- Task objective: Locate every line below that contains the word "name" and copy it.

══════

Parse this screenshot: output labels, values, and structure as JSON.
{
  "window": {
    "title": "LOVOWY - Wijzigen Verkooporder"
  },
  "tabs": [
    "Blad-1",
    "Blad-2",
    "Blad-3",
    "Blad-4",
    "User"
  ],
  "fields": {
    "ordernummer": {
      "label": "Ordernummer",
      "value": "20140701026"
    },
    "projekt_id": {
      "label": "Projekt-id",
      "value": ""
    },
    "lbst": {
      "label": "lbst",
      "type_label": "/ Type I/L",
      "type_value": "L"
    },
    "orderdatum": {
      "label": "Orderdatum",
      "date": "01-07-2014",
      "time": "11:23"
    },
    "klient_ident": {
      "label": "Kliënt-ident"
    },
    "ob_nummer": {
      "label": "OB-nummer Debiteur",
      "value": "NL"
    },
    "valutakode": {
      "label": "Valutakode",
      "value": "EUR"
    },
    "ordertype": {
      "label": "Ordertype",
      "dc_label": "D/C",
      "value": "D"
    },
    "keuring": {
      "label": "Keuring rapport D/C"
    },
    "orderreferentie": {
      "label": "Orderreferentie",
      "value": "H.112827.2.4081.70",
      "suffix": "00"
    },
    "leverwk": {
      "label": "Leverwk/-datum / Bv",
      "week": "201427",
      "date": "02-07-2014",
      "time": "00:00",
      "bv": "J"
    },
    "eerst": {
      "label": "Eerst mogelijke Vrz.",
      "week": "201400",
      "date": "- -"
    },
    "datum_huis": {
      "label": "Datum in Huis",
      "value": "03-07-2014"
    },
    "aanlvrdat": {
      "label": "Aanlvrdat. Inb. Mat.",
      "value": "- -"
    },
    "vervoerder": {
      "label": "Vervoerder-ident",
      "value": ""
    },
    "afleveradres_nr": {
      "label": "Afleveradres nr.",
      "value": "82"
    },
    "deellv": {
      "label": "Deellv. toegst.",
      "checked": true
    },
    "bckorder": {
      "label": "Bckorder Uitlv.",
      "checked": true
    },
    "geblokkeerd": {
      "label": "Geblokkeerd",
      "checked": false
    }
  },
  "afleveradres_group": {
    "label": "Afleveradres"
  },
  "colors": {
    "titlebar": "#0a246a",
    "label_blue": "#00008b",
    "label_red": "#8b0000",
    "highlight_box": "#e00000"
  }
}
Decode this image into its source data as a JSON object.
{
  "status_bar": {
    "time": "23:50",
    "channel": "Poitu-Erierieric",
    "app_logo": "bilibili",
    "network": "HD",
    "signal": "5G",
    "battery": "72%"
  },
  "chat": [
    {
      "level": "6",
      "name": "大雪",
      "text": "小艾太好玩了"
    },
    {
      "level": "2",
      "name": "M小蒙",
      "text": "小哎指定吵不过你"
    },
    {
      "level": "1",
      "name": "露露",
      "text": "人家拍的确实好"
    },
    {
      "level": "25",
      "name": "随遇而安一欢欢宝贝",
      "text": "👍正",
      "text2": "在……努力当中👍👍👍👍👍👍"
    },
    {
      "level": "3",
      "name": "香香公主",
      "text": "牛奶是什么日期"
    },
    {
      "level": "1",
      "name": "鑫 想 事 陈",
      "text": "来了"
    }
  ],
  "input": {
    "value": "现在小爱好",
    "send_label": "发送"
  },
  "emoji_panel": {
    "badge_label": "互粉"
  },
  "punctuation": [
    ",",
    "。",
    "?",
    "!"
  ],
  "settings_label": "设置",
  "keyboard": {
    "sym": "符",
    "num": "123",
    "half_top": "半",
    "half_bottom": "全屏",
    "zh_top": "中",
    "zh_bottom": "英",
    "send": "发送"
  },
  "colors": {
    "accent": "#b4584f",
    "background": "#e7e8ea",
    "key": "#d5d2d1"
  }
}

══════

- Written answer:
      "name": "大雪",
      "name": "M小蒙",
      "name": "露露",
      "name": "随遇而安一欢欢宝贝",
      "name": "香香公主",
      "name": "鑫 想 事 陈",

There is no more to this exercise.